# WHAT IS NEEDED:
When a line in the records contains the string "dropdown", copy that line.

# EXERCISE INPUTS:
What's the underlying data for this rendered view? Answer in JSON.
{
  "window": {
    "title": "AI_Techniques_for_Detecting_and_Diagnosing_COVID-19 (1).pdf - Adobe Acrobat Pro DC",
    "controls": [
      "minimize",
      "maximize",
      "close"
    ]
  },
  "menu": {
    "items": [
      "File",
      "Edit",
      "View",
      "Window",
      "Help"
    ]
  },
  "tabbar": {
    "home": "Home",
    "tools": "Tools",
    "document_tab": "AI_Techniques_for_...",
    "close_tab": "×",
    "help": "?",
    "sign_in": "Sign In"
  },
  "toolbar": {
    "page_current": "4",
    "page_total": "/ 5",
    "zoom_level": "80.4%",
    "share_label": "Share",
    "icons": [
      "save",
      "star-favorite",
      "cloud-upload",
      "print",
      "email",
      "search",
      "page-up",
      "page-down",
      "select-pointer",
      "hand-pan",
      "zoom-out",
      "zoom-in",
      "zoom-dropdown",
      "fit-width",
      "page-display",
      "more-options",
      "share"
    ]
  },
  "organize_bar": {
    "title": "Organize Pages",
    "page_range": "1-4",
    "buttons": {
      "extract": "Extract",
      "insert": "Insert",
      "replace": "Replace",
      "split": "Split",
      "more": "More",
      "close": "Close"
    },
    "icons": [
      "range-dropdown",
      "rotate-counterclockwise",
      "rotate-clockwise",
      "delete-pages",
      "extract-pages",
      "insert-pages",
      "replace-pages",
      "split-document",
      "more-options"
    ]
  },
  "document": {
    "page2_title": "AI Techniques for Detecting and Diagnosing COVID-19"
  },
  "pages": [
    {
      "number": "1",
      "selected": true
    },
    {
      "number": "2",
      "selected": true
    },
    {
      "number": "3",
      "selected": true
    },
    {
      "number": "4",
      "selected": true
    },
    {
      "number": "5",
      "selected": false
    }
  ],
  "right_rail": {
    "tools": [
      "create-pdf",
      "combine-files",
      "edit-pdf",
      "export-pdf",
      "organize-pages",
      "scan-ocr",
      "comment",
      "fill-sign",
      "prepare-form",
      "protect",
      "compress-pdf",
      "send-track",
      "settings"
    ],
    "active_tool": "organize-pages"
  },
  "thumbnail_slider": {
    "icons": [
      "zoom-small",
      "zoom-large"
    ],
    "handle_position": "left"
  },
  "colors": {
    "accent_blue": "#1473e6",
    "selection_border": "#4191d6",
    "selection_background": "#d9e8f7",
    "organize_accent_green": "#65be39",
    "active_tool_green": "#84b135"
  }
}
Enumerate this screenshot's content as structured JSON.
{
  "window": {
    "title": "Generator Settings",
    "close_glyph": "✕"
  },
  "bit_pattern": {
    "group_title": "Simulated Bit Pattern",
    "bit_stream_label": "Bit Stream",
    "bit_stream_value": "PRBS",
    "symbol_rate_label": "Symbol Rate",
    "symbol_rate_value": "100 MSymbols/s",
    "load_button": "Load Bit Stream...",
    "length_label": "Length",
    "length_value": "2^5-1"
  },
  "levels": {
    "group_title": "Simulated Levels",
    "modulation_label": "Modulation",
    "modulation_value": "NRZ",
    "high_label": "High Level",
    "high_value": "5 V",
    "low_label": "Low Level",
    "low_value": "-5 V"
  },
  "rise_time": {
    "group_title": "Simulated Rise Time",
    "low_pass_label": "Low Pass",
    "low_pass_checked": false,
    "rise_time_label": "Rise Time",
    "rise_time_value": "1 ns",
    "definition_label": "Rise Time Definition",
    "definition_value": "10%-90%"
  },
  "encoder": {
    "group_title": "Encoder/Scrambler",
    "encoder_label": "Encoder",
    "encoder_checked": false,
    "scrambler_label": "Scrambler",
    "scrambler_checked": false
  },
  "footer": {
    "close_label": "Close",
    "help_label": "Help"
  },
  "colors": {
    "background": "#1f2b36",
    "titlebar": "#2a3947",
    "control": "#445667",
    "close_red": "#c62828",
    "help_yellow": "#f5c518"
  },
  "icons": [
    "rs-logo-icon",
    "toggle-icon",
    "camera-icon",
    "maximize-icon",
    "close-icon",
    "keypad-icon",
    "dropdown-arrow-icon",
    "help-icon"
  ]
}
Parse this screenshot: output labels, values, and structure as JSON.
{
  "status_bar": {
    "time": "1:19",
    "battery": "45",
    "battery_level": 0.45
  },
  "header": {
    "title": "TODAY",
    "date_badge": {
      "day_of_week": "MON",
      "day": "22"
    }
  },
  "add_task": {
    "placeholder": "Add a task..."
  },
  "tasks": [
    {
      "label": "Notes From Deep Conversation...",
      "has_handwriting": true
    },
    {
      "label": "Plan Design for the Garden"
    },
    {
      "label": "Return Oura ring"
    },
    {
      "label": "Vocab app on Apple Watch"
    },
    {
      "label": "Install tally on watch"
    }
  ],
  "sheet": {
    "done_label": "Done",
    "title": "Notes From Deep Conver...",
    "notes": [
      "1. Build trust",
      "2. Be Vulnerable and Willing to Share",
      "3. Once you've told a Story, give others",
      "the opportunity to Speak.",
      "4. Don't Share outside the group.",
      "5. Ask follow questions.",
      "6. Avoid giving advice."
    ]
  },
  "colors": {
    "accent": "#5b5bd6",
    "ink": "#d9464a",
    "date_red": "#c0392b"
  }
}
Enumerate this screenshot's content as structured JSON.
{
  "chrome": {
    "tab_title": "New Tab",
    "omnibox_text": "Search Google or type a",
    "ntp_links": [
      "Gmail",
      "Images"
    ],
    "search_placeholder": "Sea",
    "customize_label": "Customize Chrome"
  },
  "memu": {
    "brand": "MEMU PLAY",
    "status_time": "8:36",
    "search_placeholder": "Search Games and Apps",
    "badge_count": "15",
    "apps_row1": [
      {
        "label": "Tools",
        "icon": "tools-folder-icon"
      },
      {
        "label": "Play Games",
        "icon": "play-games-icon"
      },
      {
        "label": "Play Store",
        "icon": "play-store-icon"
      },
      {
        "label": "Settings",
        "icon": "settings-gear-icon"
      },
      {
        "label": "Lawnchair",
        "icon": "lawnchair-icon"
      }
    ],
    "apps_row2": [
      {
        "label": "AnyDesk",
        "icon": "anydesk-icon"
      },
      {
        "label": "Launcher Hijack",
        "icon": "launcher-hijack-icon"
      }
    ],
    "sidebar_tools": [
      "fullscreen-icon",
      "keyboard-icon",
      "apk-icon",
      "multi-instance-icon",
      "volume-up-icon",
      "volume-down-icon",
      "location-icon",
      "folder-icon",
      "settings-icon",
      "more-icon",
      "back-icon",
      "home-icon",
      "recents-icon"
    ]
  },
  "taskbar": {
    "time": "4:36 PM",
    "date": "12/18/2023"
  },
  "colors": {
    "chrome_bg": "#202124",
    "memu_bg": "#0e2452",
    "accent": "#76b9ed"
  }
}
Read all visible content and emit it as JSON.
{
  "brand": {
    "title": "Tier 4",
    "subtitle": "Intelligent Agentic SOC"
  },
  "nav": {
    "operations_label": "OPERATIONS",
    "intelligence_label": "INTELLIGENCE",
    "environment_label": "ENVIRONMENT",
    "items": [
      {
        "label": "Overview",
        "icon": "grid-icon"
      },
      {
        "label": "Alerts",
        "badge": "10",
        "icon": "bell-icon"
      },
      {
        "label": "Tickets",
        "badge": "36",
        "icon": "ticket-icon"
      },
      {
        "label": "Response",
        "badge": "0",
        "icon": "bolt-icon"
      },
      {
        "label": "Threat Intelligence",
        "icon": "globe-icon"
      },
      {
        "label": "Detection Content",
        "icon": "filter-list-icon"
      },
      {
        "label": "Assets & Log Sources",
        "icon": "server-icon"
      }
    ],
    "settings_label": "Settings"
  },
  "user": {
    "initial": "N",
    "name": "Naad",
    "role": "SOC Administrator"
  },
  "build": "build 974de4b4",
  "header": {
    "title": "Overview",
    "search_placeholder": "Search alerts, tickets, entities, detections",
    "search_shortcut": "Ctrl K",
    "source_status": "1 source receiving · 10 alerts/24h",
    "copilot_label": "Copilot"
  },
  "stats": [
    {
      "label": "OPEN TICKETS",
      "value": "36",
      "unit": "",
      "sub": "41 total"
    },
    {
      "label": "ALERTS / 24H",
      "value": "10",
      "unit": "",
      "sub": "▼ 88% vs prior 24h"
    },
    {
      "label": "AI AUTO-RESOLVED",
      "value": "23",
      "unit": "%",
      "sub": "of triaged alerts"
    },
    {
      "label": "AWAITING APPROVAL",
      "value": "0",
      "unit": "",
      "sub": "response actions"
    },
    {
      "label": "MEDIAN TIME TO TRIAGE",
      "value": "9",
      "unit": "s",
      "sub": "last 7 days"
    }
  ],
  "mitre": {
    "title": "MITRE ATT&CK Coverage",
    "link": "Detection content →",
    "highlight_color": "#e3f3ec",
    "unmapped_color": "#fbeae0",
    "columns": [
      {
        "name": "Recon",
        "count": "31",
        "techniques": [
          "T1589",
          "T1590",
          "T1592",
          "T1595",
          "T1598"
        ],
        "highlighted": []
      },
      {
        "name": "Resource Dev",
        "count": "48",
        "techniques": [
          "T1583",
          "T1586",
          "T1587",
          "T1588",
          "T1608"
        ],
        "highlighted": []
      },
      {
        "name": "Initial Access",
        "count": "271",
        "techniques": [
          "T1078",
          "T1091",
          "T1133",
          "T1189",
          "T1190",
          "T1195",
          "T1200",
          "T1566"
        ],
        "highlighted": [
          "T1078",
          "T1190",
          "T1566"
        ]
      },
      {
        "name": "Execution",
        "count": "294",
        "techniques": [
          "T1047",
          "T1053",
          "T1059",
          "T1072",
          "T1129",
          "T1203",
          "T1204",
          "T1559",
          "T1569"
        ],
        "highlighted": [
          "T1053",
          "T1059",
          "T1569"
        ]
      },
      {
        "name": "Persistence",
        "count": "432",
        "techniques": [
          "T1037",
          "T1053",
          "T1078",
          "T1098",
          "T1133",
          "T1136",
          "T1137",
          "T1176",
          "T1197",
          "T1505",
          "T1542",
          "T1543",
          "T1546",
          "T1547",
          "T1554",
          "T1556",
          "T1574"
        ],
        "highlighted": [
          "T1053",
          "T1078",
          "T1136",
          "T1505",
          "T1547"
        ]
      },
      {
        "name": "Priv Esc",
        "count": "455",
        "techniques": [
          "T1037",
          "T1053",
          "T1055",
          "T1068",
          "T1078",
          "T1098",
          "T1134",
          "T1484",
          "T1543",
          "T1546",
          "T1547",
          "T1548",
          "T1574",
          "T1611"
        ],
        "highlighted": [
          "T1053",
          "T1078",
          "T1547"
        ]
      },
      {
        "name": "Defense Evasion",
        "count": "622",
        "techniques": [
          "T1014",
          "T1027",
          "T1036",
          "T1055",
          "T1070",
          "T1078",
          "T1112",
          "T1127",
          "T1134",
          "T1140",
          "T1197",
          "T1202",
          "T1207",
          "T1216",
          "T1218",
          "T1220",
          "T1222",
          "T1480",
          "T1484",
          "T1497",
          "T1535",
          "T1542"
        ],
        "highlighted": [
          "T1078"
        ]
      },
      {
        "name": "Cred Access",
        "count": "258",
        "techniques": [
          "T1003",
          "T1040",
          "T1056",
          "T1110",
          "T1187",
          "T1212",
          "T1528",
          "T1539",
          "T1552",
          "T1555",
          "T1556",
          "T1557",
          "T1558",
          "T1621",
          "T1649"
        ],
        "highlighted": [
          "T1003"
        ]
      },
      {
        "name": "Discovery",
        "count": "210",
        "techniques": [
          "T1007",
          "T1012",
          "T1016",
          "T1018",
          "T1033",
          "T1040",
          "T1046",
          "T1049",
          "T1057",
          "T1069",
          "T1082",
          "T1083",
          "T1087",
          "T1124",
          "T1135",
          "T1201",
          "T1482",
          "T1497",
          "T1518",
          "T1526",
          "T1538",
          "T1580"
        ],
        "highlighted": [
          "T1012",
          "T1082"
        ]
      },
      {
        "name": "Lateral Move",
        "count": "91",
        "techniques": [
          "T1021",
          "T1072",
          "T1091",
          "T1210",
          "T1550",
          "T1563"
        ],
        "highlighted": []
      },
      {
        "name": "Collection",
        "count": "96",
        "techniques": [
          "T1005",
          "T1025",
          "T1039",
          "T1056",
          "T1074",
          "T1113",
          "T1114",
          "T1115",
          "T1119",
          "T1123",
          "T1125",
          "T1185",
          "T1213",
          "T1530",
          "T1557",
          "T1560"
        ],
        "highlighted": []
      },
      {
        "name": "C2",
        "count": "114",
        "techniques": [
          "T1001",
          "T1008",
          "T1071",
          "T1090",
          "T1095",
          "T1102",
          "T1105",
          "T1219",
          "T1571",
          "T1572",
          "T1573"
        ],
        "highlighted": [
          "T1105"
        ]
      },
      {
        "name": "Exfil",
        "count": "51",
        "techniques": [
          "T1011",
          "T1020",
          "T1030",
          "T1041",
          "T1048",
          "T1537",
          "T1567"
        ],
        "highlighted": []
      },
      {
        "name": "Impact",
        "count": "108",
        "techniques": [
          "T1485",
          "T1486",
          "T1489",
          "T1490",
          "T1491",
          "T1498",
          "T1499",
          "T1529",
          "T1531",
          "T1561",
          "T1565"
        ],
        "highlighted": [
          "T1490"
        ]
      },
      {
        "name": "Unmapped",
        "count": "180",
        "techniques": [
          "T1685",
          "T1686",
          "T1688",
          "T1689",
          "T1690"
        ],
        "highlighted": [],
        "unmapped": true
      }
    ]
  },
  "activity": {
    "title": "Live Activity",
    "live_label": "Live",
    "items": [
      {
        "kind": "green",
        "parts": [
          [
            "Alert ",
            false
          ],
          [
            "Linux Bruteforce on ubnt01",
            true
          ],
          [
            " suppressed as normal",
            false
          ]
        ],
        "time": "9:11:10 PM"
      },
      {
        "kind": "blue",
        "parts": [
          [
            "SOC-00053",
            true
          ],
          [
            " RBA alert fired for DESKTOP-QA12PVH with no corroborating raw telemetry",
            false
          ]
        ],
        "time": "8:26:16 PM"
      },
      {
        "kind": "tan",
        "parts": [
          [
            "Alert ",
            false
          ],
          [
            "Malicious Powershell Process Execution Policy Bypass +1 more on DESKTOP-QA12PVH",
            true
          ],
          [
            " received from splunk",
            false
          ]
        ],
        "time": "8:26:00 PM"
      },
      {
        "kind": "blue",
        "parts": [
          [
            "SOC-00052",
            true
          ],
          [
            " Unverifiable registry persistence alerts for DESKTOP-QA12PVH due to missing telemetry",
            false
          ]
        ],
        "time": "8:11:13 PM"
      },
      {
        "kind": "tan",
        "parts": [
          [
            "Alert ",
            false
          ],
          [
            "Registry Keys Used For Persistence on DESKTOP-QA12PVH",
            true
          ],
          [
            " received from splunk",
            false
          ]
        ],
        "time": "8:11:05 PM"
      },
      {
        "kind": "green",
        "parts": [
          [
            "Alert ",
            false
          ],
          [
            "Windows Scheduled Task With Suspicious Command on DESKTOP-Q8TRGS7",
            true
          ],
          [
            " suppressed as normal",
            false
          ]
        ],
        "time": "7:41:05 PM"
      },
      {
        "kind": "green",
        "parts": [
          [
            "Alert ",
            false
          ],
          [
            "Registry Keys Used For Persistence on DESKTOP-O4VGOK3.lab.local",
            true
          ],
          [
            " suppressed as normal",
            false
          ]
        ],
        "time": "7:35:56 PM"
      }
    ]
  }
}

# ANSWER TO THE EXERCISE:
      "zoom-dropdown",
      "range-dropdown",
    "dropdown-arrow-icon",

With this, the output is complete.